## EXERCISE BRIEF
Across these entries, report how many lines include the string "name", with nothing but the number.
::::
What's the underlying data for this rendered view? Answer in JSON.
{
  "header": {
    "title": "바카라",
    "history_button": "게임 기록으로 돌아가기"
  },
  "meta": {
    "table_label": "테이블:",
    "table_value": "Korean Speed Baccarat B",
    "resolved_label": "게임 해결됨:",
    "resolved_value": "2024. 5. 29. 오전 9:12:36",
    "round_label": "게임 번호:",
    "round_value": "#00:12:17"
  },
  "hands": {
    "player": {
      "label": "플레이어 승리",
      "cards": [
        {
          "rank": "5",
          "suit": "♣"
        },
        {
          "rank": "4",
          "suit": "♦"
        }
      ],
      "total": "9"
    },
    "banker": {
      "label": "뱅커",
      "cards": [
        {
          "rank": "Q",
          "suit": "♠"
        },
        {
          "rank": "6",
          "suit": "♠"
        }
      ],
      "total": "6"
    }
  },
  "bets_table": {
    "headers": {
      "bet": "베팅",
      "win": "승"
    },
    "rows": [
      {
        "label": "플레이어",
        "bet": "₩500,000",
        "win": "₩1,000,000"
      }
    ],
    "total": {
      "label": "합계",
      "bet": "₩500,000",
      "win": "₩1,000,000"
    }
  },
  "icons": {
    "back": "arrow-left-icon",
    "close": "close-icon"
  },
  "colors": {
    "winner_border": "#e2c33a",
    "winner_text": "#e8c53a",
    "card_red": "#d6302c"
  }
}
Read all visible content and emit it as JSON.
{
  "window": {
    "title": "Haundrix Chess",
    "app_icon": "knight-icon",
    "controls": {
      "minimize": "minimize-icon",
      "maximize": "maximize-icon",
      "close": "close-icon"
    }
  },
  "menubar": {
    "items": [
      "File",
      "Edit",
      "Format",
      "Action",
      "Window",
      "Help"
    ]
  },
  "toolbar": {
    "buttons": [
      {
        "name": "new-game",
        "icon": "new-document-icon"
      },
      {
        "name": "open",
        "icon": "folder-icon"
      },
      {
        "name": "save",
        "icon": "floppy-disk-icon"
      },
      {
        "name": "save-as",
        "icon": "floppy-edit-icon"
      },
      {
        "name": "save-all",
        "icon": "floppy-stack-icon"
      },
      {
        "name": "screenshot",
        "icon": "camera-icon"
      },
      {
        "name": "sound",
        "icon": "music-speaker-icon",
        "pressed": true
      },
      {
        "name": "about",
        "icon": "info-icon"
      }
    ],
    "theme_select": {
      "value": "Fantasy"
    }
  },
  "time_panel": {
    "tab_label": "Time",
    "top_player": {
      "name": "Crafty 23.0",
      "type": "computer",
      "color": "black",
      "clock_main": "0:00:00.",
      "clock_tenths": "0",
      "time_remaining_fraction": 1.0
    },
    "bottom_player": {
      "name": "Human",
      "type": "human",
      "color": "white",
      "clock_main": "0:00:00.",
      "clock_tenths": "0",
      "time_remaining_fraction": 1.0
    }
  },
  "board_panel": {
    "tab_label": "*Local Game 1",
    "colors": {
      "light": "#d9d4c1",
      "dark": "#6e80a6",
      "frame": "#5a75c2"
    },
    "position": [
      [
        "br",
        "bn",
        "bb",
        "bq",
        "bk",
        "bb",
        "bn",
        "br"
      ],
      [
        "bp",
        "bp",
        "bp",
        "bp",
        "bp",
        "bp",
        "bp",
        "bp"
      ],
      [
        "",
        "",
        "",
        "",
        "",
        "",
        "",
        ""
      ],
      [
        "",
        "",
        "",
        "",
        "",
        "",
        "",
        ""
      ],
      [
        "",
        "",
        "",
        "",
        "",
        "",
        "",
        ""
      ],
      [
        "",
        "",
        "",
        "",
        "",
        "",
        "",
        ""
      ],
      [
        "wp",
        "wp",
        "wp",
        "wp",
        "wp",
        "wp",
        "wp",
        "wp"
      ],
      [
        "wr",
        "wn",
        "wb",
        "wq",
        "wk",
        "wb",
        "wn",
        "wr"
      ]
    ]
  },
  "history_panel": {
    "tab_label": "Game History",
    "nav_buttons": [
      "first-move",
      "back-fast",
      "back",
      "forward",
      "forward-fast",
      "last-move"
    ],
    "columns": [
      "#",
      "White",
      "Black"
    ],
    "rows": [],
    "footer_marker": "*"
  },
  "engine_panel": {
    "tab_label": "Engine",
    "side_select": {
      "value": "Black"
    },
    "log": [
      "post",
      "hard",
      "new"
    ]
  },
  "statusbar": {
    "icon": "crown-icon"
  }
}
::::
## RESPONSE AREA
10